• PROBLEM REQUIREMENTS
Work out how many lines in the entries below include the word "Default", and give only that figure.

• Page and application data records
_ _ _ _ _ _ _
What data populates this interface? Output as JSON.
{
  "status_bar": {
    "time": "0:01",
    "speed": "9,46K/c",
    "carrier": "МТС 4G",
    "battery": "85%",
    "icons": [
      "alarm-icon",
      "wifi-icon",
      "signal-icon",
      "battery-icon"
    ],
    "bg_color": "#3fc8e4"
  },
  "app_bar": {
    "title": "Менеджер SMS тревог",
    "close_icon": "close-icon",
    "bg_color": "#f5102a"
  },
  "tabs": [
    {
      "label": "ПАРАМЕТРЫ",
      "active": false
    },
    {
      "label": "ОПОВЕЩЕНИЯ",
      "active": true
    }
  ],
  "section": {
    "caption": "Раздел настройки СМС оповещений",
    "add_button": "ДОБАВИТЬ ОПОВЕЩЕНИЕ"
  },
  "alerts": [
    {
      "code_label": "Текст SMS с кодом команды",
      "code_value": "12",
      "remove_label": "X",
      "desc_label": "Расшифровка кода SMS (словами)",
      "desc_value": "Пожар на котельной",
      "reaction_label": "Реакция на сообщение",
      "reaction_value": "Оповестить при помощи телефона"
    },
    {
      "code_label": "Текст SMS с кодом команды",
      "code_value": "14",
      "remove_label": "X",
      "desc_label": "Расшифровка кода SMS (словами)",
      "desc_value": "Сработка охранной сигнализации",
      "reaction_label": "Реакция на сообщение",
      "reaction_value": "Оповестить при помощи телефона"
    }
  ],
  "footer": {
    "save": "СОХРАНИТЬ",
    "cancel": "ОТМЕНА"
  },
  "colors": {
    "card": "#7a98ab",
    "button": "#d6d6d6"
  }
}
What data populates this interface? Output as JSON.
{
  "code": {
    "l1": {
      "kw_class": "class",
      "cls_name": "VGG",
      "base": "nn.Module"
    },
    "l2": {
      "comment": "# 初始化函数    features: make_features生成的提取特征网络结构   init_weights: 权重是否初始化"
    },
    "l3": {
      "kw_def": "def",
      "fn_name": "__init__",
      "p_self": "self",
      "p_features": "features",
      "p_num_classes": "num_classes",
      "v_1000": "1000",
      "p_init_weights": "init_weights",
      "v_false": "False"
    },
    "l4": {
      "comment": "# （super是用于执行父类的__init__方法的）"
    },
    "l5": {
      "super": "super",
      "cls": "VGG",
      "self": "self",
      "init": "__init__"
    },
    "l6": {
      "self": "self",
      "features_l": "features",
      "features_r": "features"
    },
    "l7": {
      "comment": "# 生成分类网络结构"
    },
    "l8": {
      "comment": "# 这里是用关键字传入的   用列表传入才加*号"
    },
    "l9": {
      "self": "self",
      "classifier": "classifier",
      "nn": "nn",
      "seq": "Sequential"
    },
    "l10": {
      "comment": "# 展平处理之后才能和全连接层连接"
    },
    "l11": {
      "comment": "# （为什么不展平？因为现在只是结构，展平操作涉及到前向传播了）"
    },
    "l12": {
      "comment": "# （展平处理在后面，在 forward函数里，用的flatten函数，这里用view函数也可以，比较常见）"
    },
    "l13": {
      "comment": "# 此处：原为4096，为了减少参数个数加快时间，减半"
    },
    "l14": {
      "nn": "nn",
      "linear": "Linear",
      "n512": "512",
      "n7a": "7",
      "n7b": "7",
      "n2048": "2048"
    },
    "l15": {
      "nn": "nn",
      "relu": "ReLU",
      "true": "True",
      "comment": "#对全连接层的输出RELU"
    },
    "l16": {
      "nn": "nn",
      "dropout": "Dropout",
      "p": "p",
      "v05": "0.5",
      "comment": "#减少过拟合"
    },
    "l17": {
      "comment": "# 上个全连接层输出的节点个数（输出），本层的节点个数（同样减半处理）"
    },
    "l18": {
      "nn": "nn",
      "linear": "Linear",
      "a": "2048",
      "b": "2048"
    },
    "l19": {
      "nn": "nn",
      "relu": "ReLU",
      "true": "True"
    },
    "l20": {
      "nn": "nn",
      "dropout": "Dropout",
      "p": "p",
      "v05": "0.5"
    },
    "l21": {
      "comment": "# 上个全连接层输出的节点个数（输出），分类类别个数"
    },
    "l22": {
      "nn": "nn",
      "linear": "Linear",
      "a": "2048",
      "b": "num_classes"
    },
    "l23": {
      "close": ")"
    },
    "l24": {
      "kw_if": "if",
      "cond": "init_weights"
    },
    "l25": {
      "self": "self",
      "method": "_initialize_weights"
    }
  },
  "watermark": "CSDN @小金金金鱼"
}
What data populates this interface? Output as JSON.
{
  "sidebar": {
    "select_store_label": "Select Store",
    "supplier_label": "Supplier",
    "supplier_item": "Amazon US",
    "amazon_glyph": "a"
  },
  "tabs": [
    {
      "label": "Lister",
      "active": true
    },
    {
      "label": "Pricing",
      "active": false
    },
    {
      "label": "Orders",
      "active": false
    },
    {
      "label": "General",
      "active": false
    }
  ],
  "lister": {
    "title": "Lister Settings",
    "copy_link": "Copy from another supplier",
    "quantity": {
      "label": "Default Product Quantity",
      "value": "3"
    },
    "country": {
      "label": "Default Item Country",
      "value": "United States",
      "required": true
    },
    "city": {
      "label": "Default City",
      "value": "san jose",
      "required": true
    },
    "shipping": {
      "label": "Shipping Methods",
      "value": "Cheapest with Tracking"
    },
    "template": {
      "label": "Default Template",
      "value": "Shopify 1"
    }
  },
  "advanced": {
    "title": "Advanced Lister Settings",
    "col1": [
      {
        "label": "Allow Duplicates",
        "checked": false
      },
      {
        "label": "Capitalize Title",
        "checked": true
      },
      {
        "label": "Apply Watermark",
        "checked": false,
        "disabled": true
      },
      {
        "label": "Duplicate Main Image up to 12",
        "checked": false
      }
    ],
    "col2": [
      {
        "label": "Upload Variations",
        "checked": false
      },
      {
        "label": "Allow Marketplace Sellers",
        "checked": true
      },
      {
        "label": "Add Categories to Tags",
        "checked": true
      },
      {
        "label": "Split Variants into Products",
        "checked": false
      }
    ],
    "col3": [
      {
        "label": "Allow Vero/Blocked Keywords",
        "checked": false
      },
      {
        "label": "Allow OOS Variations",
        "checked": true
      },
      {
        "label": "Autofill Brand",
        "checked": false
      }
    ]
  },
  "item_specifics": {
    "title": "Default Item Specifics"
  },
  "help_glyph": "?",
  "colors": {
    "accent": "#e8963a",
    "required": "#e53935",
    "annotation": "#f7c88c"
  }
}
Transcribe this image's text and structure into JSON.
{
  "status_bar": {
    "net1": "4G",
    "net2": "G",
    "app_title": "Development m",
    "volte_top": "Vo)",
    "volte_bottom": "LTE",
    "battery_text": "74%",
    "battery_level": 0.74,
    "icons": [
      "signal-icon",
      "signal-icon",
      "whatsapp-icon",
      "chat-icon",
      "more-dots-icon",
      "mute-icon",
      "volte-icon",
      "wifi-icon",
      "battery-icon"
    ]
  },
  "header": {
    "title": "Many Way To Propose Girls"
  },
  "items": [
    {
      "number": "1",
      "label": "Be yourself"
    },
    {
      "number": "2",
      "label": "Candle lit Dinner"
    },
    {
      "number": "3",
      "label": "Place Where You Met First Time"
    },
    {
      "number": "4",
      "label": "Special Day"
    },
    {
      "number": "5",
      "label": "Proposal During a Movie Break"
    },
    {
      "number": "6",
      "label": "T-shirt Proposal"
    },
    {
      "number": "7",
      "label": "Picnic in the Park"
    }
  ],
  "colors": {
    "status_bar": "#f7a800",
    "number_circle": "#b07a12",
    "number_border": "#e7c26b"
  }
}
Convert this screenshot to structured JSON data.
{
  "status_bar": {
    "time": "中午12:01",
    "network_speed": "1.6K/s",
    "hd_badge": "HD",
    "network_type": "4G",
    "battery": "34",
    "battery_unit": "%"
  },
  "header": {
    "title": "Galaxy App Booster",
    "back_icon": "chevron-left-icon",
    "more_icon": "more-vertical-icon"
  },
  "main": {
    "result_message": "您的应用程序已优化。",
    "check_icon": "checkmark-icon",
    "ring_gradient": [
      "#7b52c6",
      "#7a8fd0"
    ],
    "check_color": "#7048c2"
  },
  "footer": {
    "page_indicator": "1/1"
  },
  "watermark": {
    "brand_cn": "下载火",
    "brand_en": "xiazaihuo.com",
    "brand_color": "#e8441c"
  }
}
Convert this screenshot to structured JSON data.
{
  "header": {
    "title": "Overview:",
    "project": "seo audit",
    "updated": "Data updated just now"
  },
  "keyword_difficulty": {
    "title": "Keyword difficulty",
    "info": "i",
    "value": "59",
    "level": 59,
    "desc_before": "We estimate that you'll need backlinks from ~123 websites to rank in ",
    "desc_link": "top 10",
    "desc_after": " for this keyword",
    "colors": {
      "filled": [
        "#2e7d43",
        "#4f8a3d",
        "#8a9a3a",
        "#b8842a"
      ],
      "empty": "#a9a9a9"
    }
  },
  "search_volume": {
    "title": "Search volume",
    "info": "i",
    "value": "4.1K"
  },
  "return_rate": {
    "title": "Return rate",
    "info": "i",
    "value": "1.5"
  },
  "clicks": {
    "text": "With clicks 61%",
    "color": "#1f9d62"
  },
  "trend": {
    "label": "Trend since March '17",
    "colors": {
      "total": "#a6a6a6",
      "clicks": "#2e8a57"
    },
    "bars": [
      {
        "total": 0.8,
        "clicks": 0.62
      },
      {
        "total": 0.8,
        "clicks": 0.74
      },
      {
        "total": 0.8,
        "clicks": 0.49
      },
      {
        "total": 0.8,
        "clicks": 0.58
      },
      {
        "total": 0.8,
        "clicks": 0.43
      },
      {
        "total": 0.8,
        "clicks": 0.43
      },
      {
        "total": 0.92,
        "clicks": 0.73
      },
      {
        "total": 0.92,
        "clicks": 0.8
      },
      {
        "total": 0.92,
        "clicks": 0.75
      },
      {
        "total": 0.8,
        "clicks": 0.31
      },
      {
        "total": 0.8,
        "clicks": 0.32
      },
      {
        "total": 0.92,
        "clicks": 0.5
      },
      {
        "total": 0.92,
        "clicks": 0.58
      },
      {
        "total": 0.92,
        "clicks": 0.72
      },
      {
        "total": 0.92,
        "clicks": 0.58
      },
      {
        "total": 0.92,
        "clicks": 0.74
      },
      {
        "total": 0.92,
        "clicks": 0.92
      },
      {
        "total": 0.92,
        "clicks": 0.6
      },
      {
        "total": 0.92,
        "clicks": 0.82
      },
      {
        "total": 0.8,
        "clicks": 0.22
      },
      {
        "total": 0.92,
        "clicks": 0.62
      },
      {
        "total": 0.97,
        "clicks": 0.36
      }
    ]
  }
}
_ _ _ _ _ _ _
• ANSWER SECTION
5